Type 2 is seen most often in Pointers and Type 3, which is very rare, is usually found in Scottish Terriers, Shelties and Chesapeake Bay Retrievers.
It should be noted that some dogs with hyperthyroidism the incidence of the blood clotting disease may also be increased, and that can affect over 50 different breeds.
How can I tell if my dog has von Willebrand’s Disease?
In terms of signs that can be observed easily by a pet parent it is excessive bleeding that is most noticeable.
As Type 1 is a mild form of the disease that usually manifests itself when the dog is young pet parents may notice that their pup seems to bleed more than expected after receiving a small scratch at playtime.
In the cases of Types 2 and 3 the disease is more serious and may manifest itself as excessive bleeding from the nose or mouth for no apparent reason, as dark, tarry, bloody stools or as unexpected rectal bleeding.
In these cases, excessive bleeding from accidental injury also occurs and can be far more serious.
How is von Willebrand’s Disease diagnosed?
Whenever vWD is suspected a vet will perform a series of blood tests as well as a bleed time test. The latter sees a vet make a tiny incision, usually in the pup's gum, and then time how long it takes for the blood from the clot to heal.
This has to be performed under strict supervision as if a pup is suffering from one of the more severe forms of the disease even this very small, intentional injury could be harmful and steps would need to be taken to staunch the bleeding immediately.
These days DNA testing can also be helpful, as it can help determine whether or not to pup is a carrier of the defective gene that leads to vWD.
These tests also allow breeders to identify such dogs as puppies and ensure that they are not allowed to breed, thus reducing the incidence of the condition in their bloodline.
How Is von Willebrand’s Disease treated?
Von Willebrand’s Disease cannot be cured, it is a lifetime disorder.

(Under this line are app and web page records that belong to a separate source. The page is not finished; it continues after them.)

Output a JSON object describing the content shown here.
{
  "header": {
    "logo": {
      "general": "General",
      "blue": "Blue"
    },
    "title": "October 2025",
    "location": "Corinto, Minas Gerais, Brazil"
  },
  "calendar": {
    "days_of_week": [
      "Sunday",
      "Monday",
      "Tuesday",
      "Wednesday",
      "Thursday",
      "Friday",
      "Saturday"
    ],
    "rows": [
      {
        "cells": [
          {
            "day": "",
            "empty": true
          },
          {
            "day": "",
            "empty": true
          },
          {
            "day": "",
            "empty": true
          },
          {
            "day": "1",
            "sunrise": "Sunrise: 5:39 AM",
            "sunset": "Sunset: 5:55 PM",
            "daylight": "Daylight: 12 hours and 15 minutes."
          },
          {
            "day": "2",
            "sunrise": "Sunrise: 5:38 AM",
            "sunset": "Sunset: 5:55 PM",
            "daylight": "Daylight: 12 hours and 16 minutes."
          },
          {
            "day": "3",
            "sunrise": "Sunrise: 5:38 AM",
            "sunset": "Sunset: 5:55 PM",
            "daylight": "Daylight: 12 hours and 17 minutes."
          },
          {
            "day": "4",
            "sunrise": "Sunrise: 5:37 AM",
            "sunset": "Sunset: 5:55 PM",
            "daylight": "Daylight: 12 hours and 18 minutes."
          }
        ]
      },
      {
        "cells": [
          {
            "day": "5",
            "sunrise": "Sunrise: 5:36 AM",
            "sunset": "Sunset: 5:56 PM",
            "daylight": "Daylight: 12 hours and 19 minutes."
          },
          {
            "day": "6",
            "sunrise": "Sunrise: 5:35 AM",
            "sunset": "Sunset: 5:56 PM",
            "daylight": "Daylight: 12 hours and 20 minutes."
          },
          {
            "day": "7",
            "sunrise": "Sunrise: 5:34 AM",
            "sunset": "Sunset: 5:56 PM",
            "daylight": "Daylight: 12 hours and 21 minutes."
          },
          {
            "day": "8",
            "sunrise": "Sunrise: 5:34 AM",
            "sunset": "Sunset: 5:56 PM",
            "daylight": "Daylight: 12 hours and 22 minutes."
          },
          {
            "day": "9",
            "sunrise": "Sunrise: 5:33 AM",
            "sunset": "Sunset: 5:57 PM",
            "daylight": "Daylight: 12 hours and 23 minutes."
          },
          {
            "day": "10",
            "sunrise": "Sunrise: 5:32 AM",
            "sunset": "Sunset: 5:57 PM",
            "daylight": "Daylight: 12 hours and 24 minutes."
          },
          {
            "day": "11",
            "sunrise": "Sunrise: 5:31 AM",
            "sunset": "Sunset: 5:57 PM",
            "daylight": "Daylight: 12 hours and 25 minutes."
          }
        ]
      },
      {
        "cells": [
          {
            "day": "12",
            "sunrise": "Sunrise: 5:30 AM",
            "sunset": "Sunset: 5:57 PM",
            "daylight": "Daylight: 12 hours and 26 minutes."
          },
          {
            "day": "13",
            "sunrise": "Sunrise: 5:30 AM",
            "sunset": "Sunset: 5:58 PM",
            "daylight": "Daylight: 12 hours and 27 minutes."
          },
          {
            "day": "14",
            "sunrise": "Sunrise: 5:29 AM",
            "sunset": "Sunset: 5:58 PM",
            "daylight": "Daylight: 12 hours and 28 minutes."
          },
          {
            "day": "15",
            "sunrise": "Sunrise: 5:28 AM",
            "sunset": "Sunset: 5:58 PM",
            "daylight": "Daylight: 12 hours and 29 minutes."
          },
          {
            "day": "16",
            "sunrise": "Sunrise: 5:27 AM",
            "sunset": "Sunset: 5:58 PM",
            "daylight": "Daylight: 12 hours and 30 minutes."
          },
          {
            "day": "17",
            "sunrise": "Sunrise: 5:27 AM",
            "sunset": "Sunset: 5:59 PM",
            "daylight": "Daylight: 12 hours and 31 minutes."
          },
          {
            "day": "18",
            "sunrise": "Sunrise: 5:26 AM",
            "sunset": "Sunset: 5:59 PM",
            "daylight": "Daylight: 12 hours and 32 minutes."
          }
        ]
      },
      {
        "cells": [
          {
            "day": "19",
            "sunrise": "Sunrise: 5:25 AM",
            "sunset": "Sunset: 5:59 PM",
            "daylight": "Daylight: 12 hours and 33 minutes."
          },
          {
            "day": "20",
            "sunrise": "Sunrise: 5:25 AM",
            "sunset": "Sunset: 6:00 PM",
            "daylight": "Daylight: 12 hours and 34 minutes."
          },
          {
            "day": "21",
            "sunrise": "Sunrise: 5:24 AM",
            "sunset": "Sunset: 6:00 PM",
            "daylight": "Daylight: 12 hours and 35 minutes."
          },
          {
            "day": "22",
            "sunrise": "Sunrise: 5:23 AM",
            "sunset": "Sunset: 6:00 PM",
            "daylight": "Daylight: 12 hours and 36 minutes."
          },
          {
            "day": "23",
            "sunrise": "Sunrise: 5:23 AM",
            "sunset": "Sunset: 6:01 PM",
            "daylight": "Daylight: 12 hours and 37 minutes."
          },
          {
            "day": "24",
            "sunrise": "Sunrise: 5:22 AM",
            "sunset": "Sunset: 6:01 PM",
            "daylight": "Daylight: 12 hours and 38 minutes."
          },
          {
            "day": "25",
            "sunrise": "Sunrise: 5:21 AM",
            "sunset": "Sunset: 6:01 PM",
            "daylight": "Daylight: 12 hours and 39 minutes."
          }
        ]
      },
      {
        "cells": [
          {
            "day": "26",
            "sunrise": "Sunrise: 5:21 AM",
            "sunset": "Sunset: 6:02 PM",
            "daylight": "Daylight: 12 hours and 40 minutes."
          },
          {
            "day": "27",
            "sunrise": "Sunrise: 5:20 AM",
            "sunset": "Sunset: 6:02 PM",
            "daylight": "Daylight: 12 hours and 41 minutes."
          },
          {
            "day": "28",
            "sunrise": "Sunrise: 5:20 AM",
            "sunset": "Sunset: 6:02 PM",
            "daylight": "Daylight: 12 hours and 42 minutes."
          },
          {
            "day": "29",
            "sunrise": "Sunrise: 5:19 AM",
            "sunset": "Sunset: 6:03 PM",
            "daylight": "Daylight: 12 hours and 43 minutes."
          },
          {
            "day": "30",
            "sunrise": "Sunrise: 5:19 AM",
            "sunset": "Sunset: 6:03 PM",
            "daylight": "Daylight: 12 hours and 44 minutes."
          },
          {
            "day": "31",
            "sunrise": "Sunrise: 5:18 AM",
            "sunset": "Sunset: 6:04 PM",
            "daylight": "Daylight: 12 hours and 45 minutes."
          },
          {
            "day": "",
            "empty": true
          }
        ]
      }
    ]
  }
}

It can, however, be managed, often very well and to the point it rarely really affects a pup's day to day life.
In cases where a pup is diagnosed with Type 1 vWD formal treatment will often not be needed, but increased vigilance and awareness on the part of the pet parent is a must, as certain things will put their pups at greater risk.
In the cases of dogs affected with Type 2 or Type 3 forms of the disease the need for awareness is even more crucial.
Pups should not get involved, if at all possible in rough play with others (as this may cause accidental injury) and any small injury that does result in bleeding should be attended to immediately and the bleeding staunched with a bandage or ligature.
These pups should not be allowed to play with hard toys that may damage and cut their gums - and 'real' bones should be avoided for the same reasons.
Their diet also needs to be controlled.
Unlike many others, pups with vWD will not benefit from being fed dog foods that contain high doses of Vitamin A, vitamin C or omega 3 fatty acids.
Often a limited ingredient dog food that is not enhanced with these things is the best choice, but consultation with the pup's vet is the best way to determine just what they should eat to best protect them.
If you have one of the at-risk breeds, consider having a screening test, especially if your dog has to undergo surgery, as those with Type 2 or 3 may require blood transfusions, and simple things like claw clipping will also need to be performed very carefully and only by someone very skilled and aware of the dog's condition.
On the whole, with careful care, dogs with vWD can leave full, long lives - as is the case for humans with the disease as well - and in many cases, as they age pups with Type 1 will fare better as symptoms of the disease do tend to improve with age.